───── Information given ─────

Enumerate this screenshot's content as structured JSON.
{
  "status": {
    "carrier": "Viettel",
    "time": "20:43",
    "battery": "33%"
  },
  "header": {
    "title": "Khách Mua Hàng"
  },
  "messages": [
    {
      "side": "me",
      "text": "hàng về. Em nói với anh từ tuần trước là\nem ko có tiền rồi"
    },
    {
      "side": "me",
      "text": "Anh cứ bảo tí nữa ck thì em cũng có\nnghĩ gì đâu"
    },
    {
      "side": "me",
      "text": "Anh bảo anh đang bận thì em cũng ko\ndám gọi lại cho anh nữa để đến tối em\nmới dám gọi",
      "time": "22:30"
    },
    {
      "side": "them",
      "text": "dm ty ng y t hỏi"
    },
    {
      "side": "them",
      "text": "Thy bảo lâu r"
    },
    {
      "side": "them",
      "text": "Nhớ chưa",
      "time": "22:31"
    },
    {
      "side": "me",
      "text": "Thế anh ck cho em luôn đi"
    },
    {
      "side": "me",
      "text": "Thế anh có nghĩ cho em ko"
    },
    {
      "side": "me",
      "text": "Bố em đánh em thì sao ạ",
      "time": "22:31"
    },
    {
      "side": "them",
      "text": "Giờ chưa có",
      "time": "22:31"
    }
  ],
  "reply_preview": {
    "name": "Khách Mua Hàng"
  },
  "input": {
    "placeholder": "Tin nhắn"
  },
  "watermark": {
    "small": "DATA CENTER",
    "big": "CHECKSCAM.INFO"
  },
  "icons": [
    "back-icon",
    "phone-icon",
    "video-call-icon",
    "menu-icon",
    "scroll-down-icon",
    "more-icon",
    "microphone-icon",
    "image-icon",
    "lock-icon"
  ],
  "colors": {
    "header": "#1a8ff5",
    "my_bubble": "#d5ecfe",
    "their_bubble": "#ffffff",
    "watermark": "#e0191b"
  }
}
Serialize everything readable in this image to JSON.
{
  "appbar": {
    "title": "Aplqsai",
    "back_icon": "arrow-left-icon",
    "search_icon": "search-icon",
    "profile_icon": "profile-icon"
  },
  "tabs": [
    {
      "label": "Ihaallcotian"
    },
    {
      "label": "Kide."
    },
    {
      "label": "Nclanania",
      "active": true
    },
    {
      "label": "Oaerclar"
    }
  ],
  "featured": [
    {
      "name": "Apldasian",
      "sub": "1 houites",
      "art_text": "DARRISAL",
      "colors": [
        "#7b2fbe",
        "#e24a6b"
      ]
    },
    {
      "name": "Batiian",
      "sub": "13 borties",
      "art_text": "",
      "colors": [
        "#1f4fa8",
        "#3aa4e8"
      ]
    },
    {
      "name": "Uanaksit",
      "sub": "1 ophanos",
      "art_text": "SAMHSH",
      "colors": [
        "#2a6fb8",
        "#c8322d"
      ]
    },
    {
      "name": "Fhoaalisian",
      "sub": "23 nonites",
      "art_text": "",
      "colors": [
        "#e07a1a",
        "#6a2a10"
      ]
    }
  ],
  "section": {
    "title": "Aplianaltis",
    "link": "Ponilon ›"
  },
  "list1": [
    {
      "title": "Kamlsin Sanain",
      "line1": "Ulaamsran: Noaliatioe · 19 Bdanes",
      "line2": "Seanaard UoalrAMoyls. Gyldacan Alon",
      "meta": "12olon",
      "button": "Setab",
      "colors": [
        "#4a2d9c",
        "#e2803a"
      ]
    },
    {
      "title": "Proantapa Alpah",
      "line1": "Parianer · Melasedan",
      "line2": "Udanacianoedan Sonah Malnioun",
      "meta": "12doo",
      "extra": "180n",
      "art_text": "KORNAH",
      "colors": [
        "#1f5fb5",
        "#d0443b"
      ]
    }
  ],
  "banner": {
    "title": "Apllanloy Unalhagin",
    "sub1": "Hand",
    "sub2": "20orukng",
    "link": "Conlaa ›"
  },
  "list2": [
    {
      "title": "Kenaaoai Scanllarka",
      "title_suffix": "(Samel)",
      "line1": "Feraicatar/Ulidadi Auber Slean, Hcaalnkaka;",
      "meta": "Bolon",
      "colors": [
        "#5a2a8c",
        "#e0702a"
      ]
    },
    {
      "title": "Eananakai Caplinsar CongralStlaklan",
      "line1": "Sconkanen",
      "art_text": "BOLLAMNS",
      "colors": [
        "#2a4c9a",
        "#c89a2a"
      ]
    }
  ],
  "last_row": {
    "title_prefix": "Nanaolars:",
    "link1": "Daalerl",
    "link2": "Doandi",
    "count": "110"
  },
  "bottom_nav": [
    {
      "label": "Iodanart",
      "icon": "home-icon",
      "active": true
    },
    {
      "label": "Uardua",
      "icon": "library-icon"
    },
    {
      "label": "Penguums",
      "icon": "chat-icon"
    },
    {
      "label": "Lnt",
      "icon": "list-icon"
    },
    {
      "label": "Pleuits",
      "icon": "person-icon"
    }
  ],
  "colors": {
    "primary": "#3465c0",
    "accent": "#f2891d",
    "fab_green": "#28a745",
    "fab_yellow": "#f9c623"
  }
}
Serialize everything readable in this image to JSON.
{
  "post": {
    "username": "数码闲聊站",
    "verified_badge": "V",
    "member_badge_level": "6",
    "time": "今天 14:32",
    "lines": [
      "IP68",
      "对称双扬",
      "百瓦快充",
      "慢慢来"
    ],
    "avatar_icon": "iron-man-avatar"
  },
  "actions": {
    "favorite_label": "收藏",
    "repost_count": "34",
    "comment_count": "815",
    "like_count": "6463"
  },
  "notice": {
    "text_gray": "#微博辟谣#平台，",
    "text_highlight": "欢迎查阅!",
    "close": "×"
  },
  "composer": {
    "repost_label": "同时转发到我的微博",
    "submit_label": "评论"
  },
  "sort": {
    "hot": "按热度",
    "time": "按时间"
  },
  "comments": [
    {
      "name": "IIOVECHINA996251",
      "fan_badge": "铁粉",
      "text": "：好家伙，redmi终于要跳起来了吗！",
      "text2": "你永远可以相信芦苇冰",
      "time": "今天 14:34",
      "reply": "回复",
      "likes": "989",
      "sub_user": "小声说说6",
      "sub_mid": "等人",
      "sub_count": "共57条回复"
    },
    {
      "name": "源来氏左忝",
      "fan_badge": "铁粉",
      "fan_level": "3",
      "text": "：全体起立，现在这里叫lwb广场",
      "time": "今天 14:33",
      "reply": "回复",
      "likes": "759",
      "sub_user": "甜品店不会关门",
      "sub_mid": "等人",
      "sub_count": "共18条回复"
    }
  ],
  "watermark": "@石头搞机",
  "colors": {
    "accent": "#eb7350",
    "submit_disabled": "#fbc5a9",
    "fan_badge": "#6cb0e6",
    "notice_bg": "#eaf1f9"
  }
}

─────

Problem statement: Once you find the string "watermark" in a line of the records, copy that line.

Your response:
  "watermark": {
    "watermark": "#e0191b"
  "watermark": "@石头搞机",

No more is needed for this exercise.